Former Israeli soldier and current writer for the Atlantic Jeffrey Goldberg has a long cover story (9/10) on the "better than 50 percent chance" that Israel will launch air strikes against Iran by next July, with the aim of taking out the alleged nuclear threat from the Islamic Republic. Based on roughly 40 interviews with American, Arab and Israeli officials–some of them anonymously–Goldberg meanders from describing the worst-case scenario for what will happen after Israel attacks Iran to relaying dubious Israeli claims about how Iran is the new Nazi Germany to an analysis of Netanyahu's relationship with his right-wing 100-year-old father.
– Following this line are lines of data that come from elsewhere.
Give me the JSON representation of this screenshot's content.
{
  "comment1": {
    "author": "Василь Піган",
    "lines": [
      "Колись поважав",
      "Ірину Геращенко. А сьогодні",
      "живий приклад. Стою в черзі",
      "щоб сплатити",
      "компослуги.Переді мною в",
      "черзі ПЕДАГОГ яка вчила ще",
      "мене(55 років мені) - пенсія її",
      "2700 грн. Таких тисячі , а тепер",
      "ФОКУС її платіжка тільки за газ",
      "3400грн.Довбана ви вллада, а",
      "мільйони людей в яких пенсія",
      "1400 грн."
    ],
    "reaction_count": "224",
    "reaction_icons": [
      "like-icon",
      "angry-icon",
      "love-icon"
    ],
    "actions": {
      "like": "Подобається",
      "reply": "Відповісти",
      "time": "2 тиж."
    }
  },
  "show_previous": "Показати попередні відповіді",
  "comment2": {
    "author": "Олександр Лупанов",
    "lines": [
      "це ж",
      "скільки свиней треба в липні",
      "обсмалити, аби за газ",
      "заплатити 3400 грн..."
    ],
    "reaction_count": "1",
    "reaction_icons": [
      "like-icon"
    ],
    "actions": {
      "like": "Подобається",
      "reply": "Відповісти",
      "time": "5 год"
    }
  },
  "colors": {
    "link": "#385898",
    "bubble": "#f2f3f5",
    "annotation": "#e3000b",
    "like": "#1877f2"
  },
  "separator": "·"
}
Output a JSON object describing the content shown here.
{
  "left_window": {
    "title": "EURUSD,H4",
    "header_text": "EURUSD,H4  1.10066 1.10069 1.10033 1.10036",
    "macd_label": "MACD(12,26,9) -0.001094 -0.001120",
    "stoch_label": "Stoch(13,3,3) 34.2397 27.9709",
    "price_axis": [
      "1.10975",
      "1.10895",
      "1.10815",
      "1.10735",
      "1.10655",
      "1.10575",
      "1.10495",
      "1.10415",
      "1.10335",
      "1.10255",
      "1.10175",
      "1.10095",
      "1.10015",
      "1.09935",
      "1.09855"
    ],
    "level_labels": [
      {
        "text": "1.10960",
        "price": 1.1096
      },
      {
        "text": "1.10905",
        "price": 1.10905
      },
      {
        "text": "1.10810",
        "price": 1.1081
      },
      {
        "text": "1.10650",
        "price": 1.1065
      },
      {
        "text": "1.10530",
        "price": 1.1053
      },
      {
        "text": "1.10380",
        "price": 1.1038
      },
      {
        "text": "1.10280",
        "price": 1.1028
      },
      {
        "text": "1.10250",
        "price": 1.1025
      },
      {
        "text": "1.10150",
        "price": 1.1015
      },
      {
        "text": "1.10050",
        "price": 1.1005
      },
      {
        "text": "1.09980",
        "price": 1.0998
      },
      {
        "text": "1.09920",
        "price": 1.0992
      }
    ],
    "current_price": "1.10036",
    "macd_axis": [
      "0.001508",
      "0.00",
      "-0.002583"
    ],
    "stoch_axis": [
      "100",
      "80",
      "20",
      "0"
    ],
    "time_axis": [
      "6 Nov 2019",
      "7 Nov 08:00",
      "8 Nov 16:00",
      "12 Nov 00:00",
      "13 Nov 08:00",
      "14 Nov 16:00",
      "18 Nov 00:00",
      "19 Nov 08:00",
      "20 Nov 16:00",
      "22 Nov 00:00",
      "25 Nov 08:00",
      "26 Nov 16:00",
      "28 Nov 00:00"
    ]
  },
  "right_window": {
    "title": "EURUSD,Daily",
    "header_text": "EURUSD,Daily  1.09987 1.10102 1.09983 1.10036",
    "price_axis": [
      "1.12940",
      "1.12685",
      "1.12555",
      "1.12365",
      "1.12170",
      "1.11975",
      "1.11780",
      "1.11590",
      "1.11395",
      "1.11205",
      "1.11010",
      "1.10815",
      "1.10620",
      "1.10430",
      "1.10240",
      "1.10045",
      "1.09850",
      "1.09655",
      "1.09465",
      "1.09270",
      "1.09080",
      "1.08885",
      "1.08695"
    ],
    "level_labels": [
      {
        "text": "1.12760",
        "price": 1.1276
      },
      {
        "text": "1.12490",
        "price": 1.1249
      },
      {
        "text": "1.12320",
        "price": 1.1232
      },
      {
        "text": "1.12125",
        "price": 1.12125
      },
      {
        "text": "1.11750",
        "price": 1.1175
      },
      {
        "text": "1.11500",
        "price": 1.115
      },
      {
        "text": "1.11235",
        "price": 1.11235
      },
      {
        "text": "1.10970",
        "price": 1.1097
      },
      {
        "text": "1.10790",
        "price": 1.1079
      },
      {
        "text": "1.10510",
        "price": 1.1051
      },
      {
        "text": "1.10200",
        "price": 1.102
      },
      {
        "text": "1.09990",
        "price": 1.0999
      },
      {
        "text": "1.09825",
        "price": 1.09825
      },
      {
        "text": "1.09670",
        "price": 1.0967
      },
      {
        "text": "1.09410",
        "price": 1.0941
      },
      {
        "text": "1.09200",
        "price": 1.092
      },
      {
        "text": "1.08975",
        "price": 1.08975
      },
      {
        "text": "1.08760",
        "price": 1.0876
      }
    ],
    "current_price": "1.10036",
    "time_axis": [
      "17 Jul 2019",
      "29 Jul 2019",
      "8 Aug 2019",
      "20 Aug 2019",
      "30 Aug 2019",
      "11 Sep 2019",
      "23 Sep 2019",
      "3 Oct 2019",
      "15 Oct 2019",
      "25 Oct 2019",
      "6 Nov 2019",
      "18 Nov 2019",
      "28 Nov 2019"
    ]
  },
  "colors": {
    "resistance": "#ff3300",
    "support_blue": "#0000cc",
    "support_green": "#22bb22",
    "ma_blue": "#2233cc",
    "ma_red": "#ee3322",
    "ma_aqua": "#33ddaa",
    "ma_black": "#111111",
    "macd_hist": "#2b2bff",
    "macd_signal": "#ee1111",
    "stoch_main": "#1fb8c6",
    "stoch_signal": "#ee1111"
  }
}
He does this while assuring readers that he is "not engagingin a thought exercise, or a one-man war game."
Why anyone would listen to Goldberg or give him space in a magazine to hype up the threat from another Middle Eastern country is beyond comprehension, given Goldberg's role in printing propaganda about Saddam Hussein's weapons of mass destruction and Iraq's ties to Al-Qaeda (New Yorker, 3/25/02; 2/10/03; Slate, 10/3/02). That turned out wonderfully, remember?
Ken Silverstein (Harper's, 6/30/06) is certainly shaking his head–he chronicled Goldberg's role in pushing for the Iraq War, writing that:
In urging war on Iraq, Goldberg took highly dubious assertions–for example, that Saddam was an irrational madman in control of vast quantities of WMDs and that Iraq and Al Qaeda were deeply in bed together–and essentially asserted them as fact…
Back in late 2003, at a panel discussion hosted by the New School for Social Research, the topic of Saddam's weapons of mass destruction came up. 'Did the CIA simply mess up?' Goldberg asked Paul Wolfowitz. 'Did I?' is the question he should have asked.
A lot has already been written about Goldberg's latest, so here's a selection of good analysis:
-Iran experts Flynt and Hillary Mann Leverett on "the weak case for war with Iran" (Foreign Policy, 8/11/10).
-Jonathan Schwartz (A Tiny Revolution, 8/11/10) argues that Goldberg is "America's greatest foreign policy propagandist."
-Glenn Greenwald on why Goldberg's piece is "exhibit A" on "how propagandists function" (Salon, 8/12/10).
-Eli Clifton on how Goldberg's article "is part of a campaign to push the Obama administration into authorizing a U.S. military strike rather than having any particularly believable scoops about an impending Israeli attack" (Lobelog, 8/10/10).
-Matt Duss on why an attack on Iran would have a "low likelihood of success" but a "high likelihood of disaster" (Wonk Room, 8/11/10).
-Paul Woodward on how the article is part of a campaign to put the Obama administration in a box to get the U.S. to bomb Iran (War in Context, 8/11/10).
-Tony Karon on Goldberg being willingly used by both U.S. and Israeli officials to "send messages" about both countries' postures toward Iran (Rootless Cosmopolitan, 8/12/10).